The most wonderful time of the year may not be so wonderful this holiday season for your older adult patients. There are several factors that lead to holiday-related depression.
Some possible causes include:
- The loss of loved ones, which can be magnified during the holiday season.
- Seasonal affective disorder (SAD) - is a mood disorder that manifests during the winter when natural sunlight is decreased.
- Post-holiday blues following the holidays. After seeing family and friends, individuals may struggle with loneliness and sadness after they’ve gone home.
Helping senior patients cope with the holiday blues
Discuss their feelings
Ask them how they’re feeling. They may not understand what’s causing these feelings or what’s making them to surface around the holidays. Talking about it may help them cope.
Encourage your patients to seek assistance from clergy or professional counselors if they need additional support.
Respect their feelings

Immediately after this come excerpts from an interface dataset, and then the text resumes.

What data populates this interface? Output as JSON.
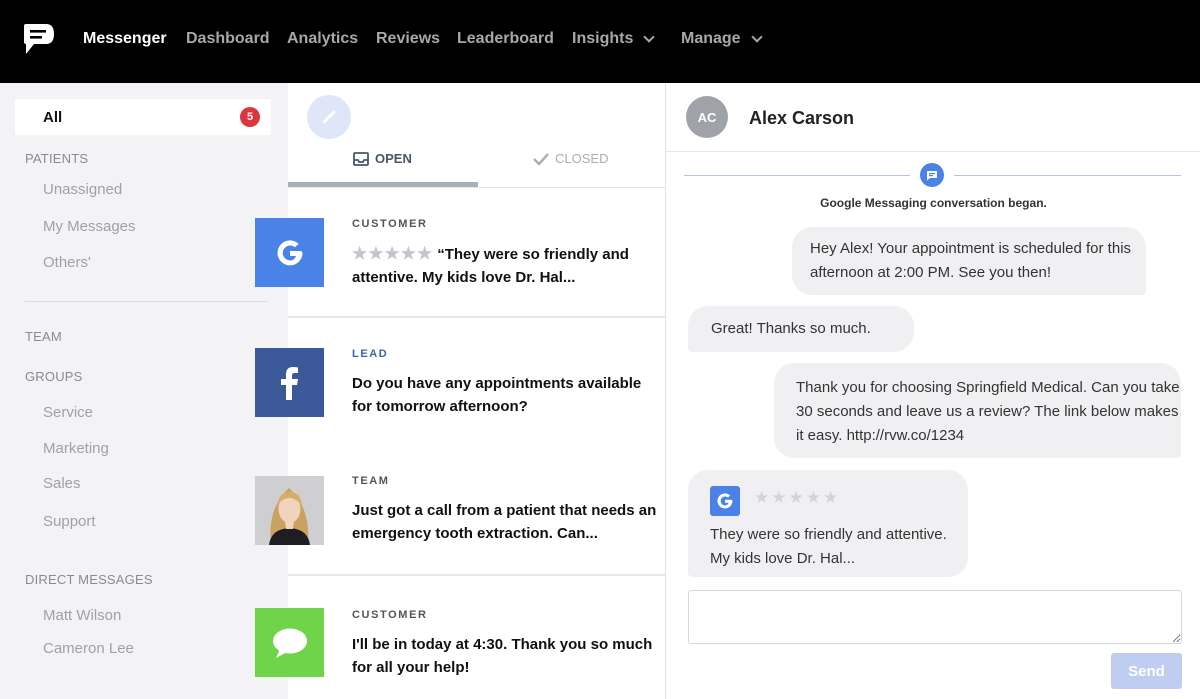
{
  "nav": {
    "items": [
      {
        "label": "Messenger"
      },
      {
        "label": "Dashboard"
      },
      {
        "label": "Analytics"
      },
      {
        "label": "Reviews"
      },
      {
        "label": "Leaderboard"
      },
      {
        "label": "Insights"
      },
      {
        "label": "Manage"
      }
    ]
  },
  "sidebar": {
    "all_label": "All",
    "all_count": "5",
    "patients_heading": "PATIENTS",
    "patients_items": [
      {
        "label": "Unassigned"
      },
      {
        "label": "My Messages"
      },
      {
        "label": "Others'"
      }
    ],
    "team_heading": "TEAM",
    "groups_heading": "GROUPS",
    "groups_items": [
      {
        "label": "Service"
      },
      {
        "label": "Marketing"
      },
      {
        "label": "Sales"
      },
      {
        "label": "Support"
      }
    ],
    "dm_heading": "DIRECT MESSAGES",
    "dm_items": [
      {
        "label": "Matt Wilson"
      },
      {
        "label": "Cameron Lee"
      }
    ]
  },
  "convlist": {
    "tabs": {
      "open": "OPEN",
      "closed": "CLOSED"
    },
    "conversations": [
      {
        "tag": "CUSTOMER",
        "rating_stars": 5,
        "text": "“They were so friendly and attentive. My kids love Dr. Hal...",
        "source_icon": "google-icon"
      },
      {
        "tag": "LEAD",
        "text": "Do you have any appointments available for tomorrow afternoon?",
        "source_icon": "facebook-icon"
      },
      {
        "tag": "TEAM",
        "text": "Just got a call from a patient that needs an emergency tooth extraction. Can...",
        "source_icon": "team-member-photo"
      },
      {
        "tag": "CUSTOMER",
        "text": "I'll be in today at 4:30. Thank you so much for all your help!",
        "source_icon": "sms-icon"
      }
    ]
  },
  "chat": {
    "initials": "AC",
    "name": "Alex Carson",
    "system_text": "Google Messaging conversation began.",
    "messages": [
      {
        "text": "Hey Alex! Your appointment is scheduled for this afternoon at 2:00 PM. See you then!"
      },
      {
        "text": "Great! Thanks so much."
      },
      {
        "text": "Thank you for choosing Springfield Medical. Can you take 30 seconds and leave us a review? The link below makes it easy. http://rvw.co/1234"
      },
      {
        "text": "They were so friendly and attentive. My kids love Dr. Hal...",
        "rating_stars": 5
      }
    ],
    "input_placeholder": "",
    "send_label": "Send"
  },
  "colors": {
    "accent_blue": "#4a82e8",
    "badge_red": "#d9363e",
    "facebook_blue": "#3b5998",
    "sms_green": "#6fd449"
  }
}
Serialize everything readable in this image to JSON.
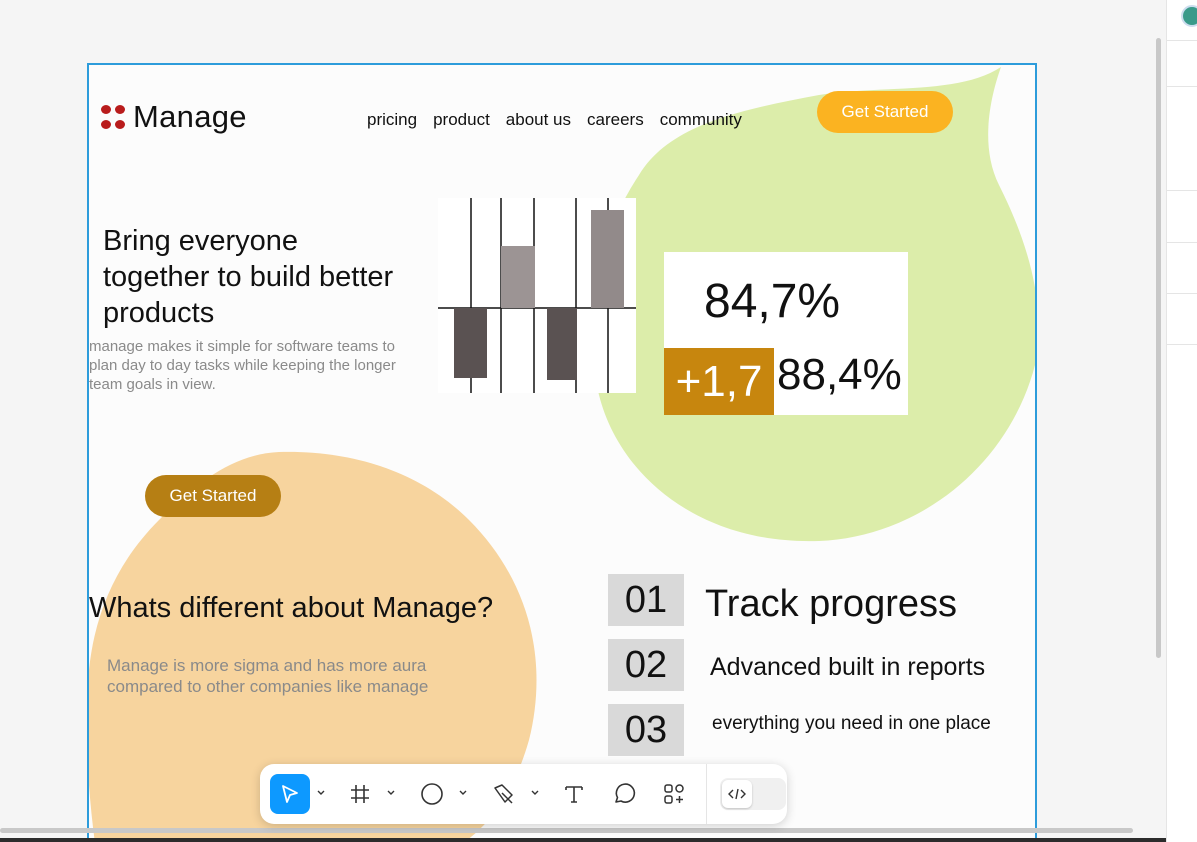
{
  "brand": {
    "name": "Manage",
    "logo_color": "#b91c1c"
  },
  "nav": {
    "items": [
      "pricing",
      "product",
      "about us",
      "careers",
      "community"
    ],
    "cta": "Get Started"
  },
  "hero": {
    "title": "Bring everyone together to build better products",
    "subtitle": "manage makes it simple for software teams to plan day to day tasks while keeping the longer team goals in view.",
    "cta": "Get Started"
  },
  "stats": {
    "main": "84,7%",
    "delta": "+1,7",
    "second": "88,4%"
  },
  "section": {
    "title": "Whats different about Manage?",
    "text": "Manage is more sigma and has more aura compared to other companies like manage"
  },
  "features": [
    {
      "num": "01",
      "text": "Track progress"
    },
    {
      "num": "02",
      "text": "Advanced built in reports"
    },
    {
      "num": "03",
      "text": "everything you need in one place"
    }
  ],
  "colors": {
    "green_blob": "#dcedaa",
    "orange_blob": "#f7d49e",
    "accent": "#fbb321",
    "accent_dark": "#b67f14",
    "selection": "#2d9cdb"
  },
  "toolbar": {
    "tools": [
      "move-icon",
      "frame-icon",
      "ellipse-icon",
      "pen-icon",
      "text-icon",
      "comment-icon",
      "actions-icon",
      "dev-mode-icon"
    ]
  }
}
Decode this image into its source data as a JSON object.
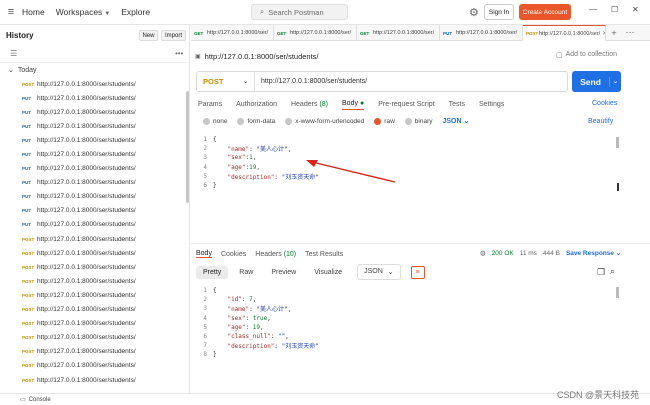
{
  "topbar": {
    "nav": [
      "Home",
      "Workspaces",
      "Explore"
    ],
    "search_placeholder": "Search Postman",
    "sign_in": "Sign In",
    "create_account": "Create Account"
  },
  "sidebar": {
    "title": "History",
    "new_label": "New",
    "import_label": "Import",
    "group": "Today",
    "items": [
      {
        "method": "POST",
        "url": "http://127.0.0.1:8000/ser/students/"
      },
      {
        "method": "PUT",
        "url": "http://127.0.0.1:8000/ser/students/"
      },
      {
        "method": "PUT",
        "url": "http://127.0.0.1:8000/ser/students/"
      },
      {
        "method": "PUT",
        "url": "http://127.0.0.1:8000/ser/students/"
      },
      {
        "method": "PUT",
        "url": "http://127.0.0.1:8000/ser/students/"
      },
      {
        "method": "PUT",
        "url": "http://127.0.0.1:8000/ser/students/"
      },
      {
        "method": "PUT",
        "url": "http://127.0.0.1:8000/ser/students/"
      },
      {
        "method": "PUT",
        "url": "http://127.0.0.1:8000/ser/students/"
      },
      {
        "method": "PUT",
        "url": "http://127.0.0.1:8000/ser/students/"
      },
      {
        "method": "PUT",
        "url": "http://127.0.0.1:8000/ser/students/"
      },
      {
        "method": "PUT",
        "url": "http://127.0.0.1:8000/ser/students/"
      },
      {
        "method": "POST",
        "url": "http://127.0.0.1:8000/ser/students/"
      },
      {
        "method": "POST",
        "url": "http://127.0.0.1:8000/ser/students/"
      },
      {
        "method": "POST",
        "url": "http://127.0.0.1:8000/ser/students/"
      },
      {
        "method": "POST",
        "url": "http://127.0.0.1:8000/ser/students/"
      },
      {
        "method": "POST",
        "url": "http://127.0.0.1:8000/ser/students/"
      },
      {
        "method": "POST",
        "url": "http://127.0.0.1:8000/ser/students/"
      },
      {
        "method": "POST",
        "url": "http://127.0.0.1:8000/ser/students/"
      },
      {
        "method": "POST",
        "url": "http://127.0.0.1:8000/ser/students/"
      },
      {
        "method": "POST",
        "url": "http://127.0.0.1:8000/ser/students/"
      },
      {
        "method": "POST",
        "url": "http://127.0.0.1:8000/ser/students/"
      },
      {
        "method": "POST",
        "url": "http://127.0.0.1:8000/ser/students/"
      }
    ]
  },
  "tabs": [
    {
      "method": "GET",
      "url": "http://127.0.0.1:8000/ser/"
    },
    {
      "method": "GET",
      "url": "http://127.0.0.1:8000/ser/"
    },
    {
      "method": "GET",
      "url": "http://127.0.0.1:8000/ser/"
    },
    {
      "method": "PUT",
      "url": "http://127.0.0.1:8000/ser/"
    },
    {
      "method": "POST",
      "url": "http://127.0.0.1:8000/ser/"
    }
  ],
  "request": {
    "title": "http://127.0.0.1:8000/ser/students/",
    "save_label": "Add to collection",
    "method": "POST",
    "url": "http://127.0.0.1:8000/ser/students/",
    "send_label": "Send",
    "tabs": [
      "Params",
      "Authorization",
      "Headers",
      "Body",
      "Pre-request Script",
      "Tests",
      "Settings"
    ],
    "headers_count": "(8)",
    "cookies_label": "Cookies",
    "body_options": [
      "none",
      "form-data",
      "x-www-form-urlencoded",
      "raw",
      "binary"
    ],
    "body_format": "JSON",
    "beautify_label": "Beautify",
    "body_lines": [
      {
        "n": "1",
        "parts": [
          {
            "t": "{",
            "c": "p"
          }
        ]
      },
      {
        "n": "2",
        "parts": [
          {
            "t": "    ",
            "c": "p"
          },
          {
            "t": "\"name\"",
            "c": "k"
          },
          {
            "t": ": ",
            "c": "p"
          },
          {
            "t": "\"美人心计\"",
            "c": "s"
          },
          {
            "t": ",",
            "c": "p"
          }
        ]
      },
      {
        "n": "3",
        "parts": [
          {
            "t": "    ",
            "c": "p"
          },
          {
            "t": "\"sex\"",
            "c": "k"
          },
          {
            "t": ":",
            "c": "p"
          },
          {
            "t": "1",
            "c": "n"
          },
          {
            "t": ",",
            "c": "p"
          }
        ]
      },
      {
        "n": "4",
        "parts": [
          {
            "t": "    ",
            "c": "p"
          },
          {
            "t": "\"age\"",
            "c": "k"
          },
          {
            "t": ":",
            "c": "p"
          },
          {
            "t": "19",
            "c": "n"
          },
          {
            "t": ",",
            "c": "p"
          }
        ]
      },
      {
        "n": "5",
        "parts": [
          {
            "t": "    ",
            "c": "p"
          },
          {
            "t": "\"description\"",
            "c": "k"
          },
          {
            "t": ": ",
            "c": "p"
          },
          {
            "t": "\"刘玉资天命\"",
            "c": "s"
          }
        ]
      },
      {
        "n": "6",
        "parts": [
          {
            "t": "}",
            "c": "p"
          }
        ]
      }
    ]
  },
  "response": {
    "tabs": [
      "Body",
      "Cookies",
      "Headers",
      "Test Results"
    ],
    "headers_count": "(10)",
    "status": "200 OK",
    "time": "11 ms",
    "size": "444 B",
    "save_response": "Save Response",
    "view_tabs": [
      "Pretty",
      "Raw",
      "Preview",
      "Visualize"
    ],
    "format": "JSON",
    "body_lines": [
      {
        "n": "1",
        "parts": [
          {
            "t": "{",
            "c": "p"
          }
        ]
      },
      {
        "n": "2",
        "parts": [
          {
            "t": "    ",
            "c": "p"
          },
          {
            "t": "\"id\"",
            "c": "k"
          },
          {
            "t": ": ",
            "c": "p"
          },
          {
            "t": "7",
            "c": "n"
          },
          {
            "t": ",",
            "c": "p"
          }
        ]
      },
      {
        "n": "3",
        "parts": [
          {
            "t": "    ",
            "c": "p"
          },
          {
            "t": "\"name\"",
            "c": "k"
          },
          {
            "t": ": ",
            "c": "p"
          },
          {
            "t": "\"美人心计\"",
            "c": "s"
          },
          {
            "t": ",",
            "c": "p"
          }
        ]
      },
      {
        "n": "4",
        "parts": [
          {
            "t": "    ",
            "c": "p"
          },
          {
            "t": "\"sex\"",
            "c": "k"
          },
          {
            "t": ": ",
            "c": "p"
          },
          {
            "t": "true",
            "c": "n"
          },
          {
            "t": ",",
            "c": "p"
          }
        ]
      },
      {
        "n": "5",
        "parts": [
          {
            "t": "    ",
            "c": "p"
          },
          {
            "t": "\"age\"",
            "c": "k"
          },
          {
            "t": ": ",
            "c": "p"
          },
          {
            "t": "19",
            "c": "n"
          },
          {
            "t": ",",
            "c": "p"
          }
        ]
      },
      {
        "n": "6",
        "parts": [
          {
            "t": "    ",
            "c": "p"
          },
          {
            "t": "\"class_null\"",
            "c": "k"
          },
          {
            "t": ": ",
            "c": "p"
          },
          {
            "t": "\"\"",
            "c": "s"
          },
          {
            "t": ",",
            "c": "p"
          }
        ]
      },
      {
        "n": "7",
        "parts": [
          {
            "t": "    ",
            "c": "p"
          },
          {
            "t": "\"description\"",
            "c": "k"
          },
          {
            "t": ": ",
            "c": "p"
          },
          {
            "t": "\"刘玉资天命\"",
            "c": "s"
          }
        ]
      },
      {
        "n": "8",
        "parts": [
          {
            "t": "}",
            "c": "p"
          }
        ]
      }
    ]
  },
  "statusbar": {
    "console_label": "Console"
  },
  "watermark": "CSDN @景天科技苑"
}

If a patient is dealing with a loss, encourage them to focus on maintaining a tradition, such as attending a candlelight service or viewing a Christmas light display.
Help them grow
Suggest that your patients look for opportunities like volunteering, joining a social club, or going to a support group. Being active could help alleviate the feelings of depression and improve emotional well-being.
By talking with your patients about how they’re doing during the holiday season, it can help improve their well-being now and in the new year.